Work to complete —
Each line below that carries the string "valid" must appear in the answer.
=== Records for this exercise ===
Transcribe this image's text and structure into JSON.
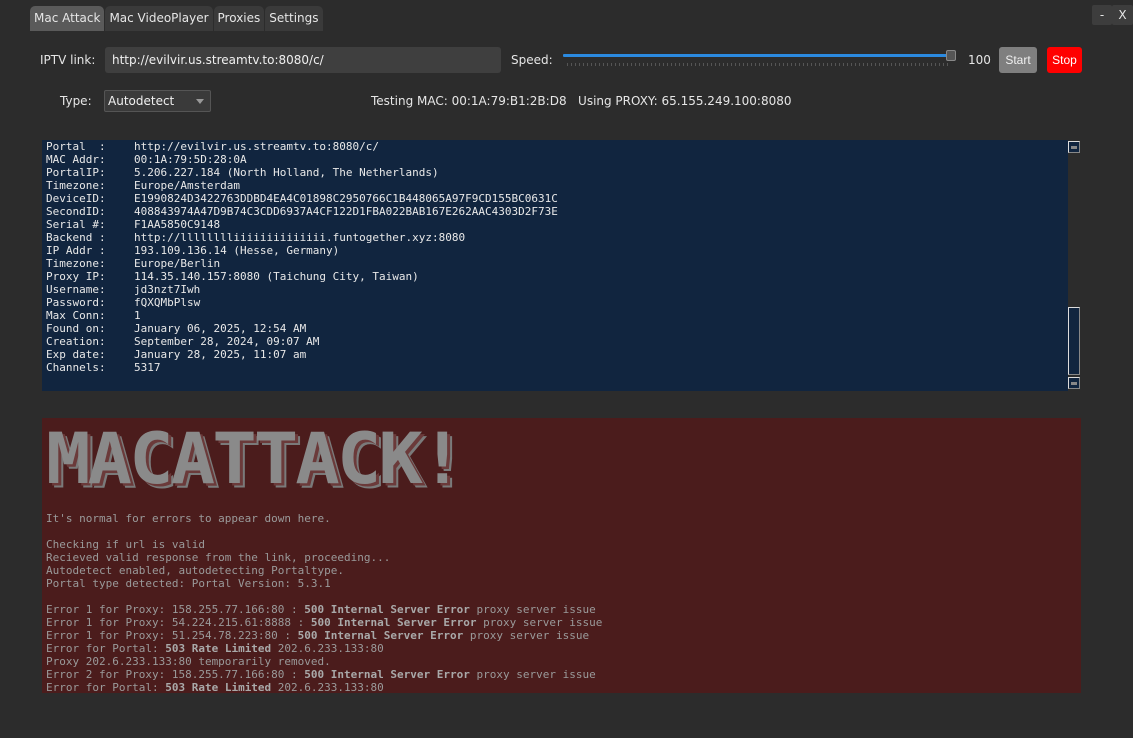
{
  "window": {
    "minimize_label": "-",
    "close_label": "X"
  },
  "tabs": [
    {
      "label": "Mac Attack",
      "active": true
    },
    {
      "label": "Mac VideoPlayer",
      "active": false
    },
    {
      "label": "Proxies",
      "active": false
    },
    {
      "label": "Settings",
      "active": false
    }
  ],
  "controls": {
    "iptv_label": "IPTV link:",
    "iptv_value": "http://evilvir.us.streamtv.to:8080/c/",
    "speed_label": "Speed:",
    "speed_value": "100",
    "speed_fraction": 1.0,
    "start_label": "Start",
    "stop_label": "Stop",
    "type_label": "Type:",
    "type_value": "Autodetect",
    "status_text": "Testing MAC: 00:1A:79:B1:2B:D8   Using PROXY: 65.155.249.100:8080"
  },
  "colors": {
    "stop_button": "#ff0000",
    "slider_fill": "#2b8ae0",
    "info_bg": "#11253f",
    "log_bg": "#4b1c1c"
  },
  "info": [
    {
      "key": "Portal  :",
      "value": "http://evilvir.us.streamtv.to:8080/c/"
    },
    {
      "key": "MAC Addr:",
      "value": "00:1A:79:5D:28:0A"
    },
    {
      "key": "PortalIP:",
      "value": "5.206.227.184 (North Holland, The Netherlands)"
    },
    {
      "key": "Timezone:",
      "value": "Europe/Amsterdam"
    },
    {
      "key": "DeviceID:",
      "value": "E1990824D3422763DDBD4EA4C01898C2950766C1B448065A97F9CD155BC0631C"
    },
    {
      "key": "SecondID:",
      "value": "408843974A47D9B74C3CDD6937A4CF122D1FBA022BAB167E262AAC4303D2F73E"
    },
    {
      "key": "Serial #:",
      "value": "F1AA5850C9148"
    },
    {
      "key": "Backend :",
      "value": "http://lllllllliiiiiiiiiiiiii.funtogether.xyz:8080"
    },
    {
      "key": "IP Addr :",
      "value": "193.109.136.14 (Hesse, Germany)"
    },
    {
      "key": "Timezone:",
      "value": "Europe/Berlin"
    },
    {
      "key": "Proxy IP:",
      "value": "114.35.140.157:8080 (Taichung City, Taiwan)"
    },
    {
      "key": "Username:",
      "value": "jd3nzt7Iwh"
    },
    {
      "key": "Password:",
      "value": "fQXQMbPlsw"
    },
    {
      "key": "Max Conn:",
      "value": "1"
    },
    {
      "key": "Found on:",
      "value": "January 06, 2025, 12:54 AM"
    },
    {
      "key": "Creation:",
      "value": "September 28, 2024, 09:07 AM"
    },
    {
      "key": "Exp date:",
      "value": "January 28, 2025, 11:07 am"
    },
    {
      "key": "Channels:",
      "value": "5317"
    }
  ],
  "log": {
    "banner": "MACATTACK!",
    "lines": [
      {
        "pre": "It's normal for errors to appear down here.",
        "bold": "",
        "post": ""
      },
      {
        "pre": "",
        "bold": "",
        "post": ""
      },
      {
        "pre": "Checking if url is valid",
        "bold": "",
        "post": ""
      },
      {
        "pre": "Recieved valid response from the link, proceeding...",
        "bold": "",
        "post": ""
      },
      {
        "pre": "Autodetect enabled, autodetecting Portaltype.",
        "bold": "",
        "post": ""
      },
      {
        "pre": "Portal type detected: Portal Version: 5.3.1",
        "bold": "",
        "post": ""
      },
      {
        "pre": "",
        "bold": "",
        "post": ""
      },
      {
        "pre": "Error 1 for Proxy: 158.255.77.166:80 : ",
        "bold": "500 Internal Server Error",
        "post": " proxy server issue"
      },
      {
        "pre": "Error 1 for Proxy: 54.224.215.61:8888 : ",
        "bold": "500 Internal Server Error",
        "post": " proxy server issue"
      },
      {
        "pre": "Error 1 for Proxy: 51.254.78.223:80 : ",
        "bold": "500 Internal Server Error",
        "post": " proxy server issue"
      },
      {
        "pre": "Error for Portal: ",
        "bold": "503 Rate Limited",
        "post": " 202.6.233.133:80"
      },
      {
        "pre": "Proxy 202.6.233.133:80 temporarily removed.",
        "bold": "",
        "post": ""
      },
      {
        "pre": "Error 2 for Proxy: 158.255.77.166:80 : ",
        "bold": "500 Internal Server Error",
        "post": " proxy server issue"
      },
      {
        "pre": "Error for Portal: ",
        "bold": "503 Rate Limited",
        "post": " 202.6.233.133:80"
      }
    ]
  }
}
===
Written solution —
        "pre": "Checking if url is valid",
        "pre": "Recieved valid response from the link, proceeding...",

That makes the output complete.